This Thanksgiving, I have been contemplating my observations of two business partners. Neither of them are my clients, so I am not at liberty to guide or help either one of them. But, I can (anonymously) share with you my findings and you can benefit.
Thanksgiving: What’s Business Got to Do with It?
Both partners share and operate a business together, and both of them have separate business interests outside of the partnership.
One business owner has a mantra that goes like this: I can’t afford that! That’s too much money! I just can’t do it! This mantra is repeated regularly, with great enthusiasm.
The other business owner has a mantra that goes like this: This is fun! I enjoy this! Everything is working out great! This mantra is repeated regularly, with great enthusiasm.
I’m betting that even brand new students of Law of Attraction can easily guess what happens next with these business partners.
No matter how often the first business owner makes more money, in his mind he never has enough. He cuts costs and corners at every opportunity, and even disregards his business agreements, creating disharmony and struggle every where he goes, in pursuit of the elusive *more*. However, because his mantra is on auto-pilot (literally and virtually), he doesn’t even consciously notice the flow of money coming into him…nor does he appreciate it. What he fails to appreciate, depreciates.
That’s true for all of us, actually. The more we appreciate and see the blessings in every experience, including our business transactions, the more open our conscious and subconscious mind brings the opportunities to our attention.

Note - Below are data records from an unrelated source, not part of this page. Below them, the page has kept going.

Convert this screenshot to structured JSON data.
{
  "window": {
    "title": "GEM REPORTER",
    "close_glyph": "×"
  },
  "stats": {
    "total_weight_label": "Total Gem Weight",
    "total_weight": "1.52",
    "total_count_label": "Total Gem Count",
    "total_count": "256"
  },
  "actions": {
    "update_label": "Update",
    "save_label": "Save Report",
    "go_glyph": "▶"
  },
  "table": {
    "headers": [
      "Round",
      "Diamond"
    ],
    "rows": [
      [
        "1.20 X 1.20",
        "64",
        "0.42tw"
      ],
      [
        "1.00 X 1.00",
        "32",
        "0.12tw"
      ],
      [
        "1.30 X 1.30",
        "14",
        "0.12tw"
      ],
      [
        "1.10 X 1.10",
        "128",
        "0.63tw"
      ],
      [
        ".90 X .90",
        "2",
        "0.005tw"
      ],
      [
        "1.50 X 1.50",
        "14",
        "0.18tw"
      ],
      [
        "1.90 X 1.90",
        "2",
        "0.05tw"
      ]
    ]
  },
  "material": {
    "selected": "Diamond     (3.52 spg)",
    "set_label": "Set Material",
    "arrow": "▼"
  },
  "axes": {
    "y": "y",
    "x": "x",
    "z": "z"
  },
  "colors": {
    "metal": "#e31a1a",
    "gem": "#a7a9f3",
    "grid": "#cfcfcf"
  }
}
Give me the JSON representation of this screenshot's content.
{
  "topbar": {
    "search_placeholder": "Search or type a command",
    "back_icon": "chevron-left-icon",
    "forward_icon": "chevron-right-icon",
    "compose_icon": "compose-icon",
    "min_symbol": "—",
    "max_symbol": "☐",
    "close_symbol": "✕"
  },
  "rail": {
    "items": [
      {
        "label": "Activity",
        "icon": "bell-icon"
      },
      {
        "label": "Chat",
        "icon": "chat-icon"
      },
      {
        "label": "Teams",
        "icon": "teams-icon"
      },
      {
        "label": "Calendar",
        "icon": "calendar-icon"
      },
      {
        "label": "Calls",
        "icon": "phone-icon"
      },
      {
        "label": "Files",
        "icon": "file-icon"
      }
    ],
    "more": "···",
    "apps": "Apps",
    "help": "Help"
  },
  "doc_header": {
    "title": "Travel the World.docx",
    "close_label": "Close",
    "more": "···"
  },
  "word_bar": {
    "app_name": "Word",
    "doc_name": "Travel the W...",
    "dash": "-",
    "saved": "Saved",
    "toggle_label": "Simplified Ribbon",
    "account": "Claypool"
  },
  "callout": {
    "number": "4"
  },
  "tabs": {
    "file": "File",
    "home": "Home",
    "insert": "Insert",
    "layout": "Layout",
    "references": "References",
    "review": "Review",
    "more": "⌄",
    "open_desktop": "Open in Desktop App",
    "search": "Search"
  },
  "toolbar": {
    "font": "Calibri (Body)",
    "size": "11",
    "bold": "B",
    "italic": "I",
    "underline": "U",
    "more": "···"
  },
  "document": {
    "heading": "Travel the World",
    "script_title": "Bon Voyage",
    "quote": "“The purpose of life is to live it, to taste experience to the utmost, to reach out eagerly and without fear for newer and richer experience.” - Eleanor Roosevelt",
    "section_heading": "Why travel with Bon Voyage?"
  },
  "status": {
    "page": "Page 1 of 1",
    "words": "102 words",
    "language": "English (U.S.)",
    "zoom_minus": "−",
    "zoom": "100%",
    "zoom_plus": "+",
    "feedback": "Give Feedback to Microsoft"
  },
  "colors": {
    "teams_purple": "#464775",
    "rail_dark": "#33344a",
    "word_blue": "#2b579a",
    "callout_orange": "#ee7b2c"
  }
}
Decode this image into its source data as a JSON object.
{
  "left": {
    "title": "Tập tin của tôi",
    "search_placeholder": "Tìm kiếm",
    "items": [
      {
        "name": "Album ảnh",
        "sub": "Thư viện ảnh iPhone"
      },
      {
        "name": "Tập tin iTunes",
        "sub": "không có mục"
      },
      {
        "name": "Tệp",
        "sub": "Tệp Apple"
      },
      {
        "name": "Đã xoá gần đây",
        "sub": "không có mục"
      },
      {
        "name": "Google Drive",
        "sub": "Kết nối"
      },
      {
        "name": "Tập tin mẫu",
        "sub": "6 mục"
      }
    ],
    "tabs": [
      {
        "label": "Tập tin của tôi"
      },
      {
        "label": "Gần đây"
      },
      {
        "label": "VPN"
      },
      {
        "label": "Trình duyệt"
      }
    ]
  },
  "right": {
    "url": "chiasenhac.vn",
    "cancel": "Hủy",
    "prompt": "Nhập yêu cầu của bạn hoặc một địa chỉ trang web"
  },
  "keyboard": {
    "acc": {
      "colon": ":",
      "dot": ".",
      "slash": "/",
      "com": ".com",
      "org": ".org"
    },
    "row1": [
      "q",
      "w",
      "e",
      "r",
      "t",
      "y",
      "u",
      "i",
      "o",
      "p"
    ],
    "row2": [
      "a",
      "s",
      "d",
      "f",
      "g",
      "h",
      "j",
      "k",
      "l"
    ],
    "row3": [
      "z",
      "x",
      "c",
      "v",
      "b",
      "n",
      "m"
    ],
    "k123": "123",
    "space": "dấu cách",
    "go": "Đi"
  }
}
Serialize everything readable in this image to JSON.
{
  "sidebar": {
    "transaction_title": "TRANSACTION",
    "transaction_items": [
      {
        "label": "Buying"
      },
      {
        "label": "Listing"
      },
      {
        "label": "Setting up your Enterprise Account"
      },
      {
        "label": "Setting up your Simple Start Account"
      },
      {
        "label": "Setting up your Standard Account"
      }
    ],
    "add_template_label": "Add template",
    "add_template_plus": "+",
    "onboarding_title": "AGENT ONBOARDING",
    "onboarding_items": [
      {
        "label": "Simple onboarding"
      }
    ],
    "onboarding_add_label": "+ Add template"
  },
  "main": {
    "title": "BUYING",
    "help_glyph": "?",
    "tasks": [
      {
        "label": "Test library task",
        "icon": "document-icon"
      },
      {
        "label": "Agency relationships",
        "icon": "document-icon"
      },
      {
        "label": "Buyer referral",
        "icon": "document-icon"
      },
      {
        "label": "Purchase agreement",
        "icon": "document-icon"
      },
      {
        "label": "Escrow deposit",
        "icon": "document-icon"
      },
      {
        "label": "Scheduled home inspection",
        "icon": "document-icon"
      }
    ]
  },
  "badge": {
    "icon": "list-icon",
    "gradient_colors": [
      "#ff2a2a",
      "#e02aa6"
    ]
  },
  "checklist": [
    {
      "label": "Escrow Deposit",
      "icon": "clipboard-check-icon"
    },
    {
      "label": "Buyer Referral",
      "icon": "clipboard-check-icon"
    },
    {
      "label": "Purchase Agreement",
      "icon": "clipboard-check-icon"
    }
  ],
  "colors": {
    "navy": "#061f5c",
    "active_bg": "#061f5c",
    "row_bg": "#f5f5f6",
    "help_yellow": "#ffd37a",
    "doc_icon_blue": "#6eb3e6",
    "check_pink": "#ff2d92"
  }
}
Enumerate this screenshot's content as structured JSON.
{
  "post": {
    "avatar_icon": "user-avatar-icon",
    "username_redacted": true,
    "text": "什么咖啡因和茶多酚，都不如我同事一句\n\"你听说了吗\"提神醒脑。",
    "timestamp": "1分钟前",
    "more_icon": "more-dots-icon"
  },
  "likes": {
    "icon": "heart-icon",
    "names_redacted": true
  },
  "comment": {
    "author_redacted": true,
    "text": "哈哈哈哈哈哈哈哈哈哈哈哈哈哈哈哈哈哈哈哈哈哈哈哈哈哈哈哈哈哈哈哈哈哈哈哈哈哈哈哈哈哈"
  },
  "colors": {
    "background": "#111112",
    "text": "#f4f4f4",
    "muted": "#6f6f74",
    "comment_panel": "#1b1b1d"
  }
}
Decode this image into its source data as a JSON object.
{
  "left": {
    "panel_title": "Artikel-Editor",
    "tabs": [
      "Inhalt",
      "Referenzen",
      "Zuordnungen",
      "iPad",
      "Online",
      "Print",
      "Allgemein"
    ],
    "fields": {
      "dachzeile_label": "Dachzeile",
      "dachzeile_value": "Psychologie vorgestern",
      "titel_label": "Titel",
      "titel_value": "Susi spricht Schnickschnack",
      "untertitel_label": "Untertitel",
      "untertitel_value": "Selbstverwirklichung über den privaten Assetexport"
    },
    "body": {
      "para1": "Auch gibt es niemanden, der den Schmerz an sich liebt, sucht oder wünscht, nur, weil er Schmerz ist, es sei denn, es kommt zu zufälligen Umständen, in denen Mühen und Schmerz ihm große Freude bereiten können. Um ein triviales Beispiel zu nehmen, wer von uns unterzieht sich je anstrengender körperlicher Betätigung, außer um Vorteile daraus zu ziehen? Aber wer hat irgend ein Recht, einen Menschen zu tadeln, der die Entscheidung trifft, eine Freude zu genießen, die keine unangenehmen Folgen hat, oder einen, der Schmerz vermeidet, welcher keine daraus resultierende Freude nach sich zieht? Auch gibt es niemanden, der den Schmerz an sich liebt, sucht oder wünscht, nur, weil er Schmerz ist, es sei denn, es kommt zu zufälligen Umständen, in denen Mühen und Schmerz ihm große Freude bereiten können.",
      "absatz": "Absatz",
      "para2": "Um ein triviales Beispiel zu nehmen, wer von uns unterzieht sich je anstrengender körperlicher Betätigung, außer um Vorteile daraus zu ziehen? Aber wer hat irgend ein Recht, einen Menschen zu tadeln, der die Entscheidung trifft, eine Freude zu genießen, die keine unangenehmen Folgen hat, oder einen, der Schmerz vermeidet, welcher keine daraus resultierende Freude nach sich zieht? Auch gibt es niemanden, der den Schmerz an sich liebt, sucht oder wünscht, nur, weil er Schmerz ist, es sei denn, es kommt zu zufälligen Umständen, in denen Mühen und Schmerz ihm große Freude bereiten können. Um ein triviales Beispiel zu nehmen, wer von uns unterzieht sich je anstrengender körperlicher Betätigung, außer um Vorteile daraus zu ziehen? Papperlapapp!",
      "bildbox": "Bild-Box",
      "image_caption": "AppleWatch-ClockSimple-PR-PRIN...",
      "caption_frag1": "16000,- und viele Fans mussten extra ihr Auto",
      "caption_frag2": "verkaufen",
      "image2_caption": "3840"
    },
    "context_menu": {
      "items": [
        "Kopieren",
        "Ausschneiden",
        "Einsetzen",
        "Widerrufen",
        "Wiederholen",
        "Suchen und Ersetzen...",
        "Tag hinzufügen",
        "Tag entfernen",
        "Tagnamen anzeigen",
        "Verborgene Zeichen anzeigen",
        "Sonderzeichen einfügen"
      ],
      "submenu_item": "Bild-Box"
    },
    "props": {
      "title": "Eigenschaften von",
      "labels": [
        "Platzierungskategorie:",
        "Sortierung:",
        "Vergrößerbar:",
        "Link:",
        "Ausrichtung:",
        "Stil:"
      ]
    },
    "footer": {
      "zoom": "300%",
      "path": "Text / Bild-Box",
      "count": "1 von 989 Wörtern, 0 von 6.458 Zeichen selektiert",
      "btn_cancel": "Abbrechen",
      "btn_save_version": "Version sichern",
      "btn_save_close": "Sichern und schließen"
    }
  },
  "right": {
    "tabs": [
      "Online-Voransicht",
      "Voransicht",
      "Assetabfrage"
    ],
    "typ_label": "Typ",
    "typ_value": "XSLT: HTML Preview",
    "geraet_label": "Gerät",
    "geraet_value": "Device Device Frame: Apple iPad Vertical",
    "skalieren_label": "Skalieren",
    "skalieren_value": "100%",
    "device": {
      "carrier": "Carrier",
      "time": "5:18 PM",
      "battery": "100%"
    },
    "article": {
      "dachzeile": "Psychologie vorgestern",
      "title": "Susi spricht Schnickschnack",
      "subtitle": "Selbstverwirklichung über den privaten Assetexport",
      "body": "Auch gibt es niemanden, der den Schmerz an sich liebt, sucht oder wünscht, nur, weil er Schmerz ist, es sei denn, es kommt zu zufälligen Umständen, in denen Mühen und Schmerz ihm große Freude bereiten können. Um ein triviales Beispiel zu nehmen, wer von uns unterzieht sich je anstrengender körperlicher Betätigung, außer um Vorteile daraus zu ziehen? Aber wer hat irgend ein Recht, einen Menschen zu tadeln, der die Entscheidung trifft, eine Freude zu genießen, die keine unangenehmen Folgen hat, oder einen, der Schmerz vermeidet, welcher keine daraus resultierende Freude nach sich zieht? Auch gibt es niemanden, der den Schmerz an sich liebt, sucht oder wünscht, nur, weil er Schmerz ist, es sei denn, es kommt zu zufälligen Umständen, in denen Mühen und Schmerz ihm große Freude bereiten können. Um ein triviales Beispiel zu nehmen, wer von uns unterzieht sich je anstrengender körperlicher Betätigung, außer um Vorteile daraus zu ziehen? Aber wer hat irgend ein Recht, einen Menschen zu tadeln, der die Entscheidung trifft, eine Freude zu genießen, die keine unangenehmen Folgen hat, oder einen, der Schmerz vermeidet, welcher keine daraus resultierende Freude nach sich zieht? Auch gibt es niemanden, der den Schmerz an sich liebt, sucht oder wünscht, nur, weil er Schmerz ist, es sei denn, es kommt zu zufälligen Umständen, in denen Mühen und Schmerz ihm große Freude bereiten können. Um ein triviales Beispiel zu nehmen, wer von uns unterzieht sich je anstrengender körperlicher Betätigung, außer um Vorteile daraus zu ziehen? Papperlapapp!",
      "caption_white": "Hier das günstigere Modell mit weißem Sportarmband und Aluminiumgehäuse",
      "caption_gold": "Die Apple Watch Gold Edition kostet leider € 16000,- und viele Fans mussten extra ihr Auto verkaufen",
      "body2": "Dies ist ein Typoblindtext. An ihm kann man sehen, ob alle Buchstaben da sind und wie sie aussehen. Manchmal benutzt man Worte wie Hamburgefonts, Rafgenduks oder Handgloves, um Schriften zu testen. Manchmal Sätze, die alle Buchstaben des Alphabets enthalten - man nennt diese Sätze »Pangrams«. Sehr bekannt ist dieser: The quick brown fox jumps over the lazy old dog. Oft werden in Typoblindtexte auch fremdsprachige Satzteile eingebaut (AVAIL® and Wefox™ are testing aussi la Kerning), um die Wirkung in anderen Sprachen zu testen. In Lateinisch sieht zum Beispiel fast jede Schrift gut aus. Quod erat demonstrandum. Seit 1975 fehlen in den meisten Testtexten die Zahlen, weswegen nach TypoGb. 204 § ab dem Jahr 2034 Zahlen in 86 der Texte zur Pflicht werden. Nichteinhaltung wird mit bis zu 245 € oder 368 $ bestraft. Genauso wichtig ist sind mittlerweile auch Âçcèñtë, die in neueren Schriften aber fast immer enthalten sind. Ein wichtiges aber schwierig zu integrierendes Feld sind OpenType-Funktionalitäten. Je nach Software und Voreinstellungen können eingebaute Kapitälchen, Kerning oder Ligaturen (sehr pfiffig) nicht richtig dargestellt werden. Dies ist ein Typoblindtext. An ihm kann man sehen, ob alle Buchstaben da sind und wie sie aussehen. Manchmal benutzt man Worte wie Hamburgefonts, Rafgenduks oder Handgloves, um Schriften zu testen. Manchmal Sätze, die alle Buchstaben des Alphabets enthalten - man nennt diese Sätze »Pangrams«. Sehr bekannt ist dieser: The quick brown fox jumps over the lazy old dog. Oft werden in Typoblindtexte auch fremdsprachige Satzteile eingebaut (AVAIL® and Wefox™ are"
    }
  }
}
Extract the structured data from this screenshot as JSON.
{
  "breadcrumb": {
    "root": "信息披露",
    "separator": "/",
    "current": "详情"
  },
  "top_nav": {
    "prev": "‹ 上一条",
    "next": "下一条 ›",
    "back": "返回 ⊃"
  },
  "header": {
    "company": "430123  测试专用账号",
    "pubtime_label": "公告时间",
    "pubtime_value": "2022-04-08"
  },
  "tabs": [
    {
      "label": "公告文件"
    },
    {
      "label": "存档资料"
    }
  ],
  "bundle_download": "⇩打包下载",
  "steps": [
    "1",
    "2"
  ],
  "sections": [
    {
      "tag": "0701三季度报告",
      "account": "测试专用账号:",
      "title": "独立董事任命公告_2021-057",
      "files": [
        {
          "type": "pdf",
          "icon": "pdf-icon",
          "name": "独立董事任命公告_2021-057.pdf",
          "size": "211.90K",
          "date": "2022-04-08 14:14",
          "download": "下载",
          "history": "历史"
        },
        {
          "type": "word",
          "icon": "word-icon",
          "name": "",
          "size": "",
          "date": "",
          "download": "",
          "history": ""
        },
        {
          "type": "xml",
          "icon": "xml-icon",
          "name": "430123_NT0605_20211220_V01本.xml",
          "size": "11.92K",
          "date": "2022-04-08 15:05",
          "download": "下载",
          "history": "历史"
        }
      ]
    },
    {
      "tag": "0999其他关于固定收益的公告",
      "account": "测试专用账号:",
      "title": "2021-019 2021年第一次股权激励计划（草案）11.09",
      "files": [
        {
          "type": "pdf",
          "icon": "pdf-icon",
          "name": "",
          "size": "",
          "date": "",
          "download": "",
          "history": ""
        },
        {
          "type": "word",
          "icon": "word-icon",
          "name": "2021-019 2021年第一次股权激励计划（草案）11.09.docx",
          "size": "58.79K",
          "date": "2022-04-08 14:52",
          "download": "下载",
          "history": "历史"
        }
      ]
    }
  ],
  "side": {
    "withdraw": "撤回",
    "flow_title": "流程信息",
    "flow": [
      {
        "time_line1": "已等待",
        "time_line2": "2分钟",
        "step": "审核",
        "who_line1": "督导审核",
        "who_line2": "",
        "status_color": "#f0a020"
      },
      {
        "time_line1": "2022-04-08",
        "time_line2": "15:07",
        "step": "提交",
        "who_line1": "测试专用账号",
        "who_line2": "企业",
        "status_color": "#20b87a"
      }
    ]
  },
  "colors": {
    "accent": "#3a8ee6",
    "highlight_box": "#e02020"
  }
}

When we’re either observing shortfalls, and constantly reliving them in our mind, or imagining pending doom and hardship before it’s happened, we’re not focusing on appreciation. We can’t complain and appreciate at the same time. We all must choose one master to serve.
I bet you’ve already guessed what is happening with the second business partner. Yep: Outsiders are convinced he’s got the midas touch. His expenses are often much higher than the first business owner, yet in his mind he’s always got plenty, he’s having fun, enjoying the process, and everything seems to work out well for him. When things don’t work out as he’d hoped, he looks for opportunities in the situation.
The second business owner is upbeat, happy, and appreciative. His appreciation for the employees, contractors, customers, and others involved with the business is obvious. The more he appreciates, the more his investment in the business appreciates.
Same business, two very different experiences. One partner never has enough and gets little value from his involvement in the business. The other partner is having fun, enjoying the process, and reaping the rewards. Their mantras explain the difference.
This Thanksgiving, I ask you to consider…if this was your business, which business partner would you be? Is it the business person you would choose to be?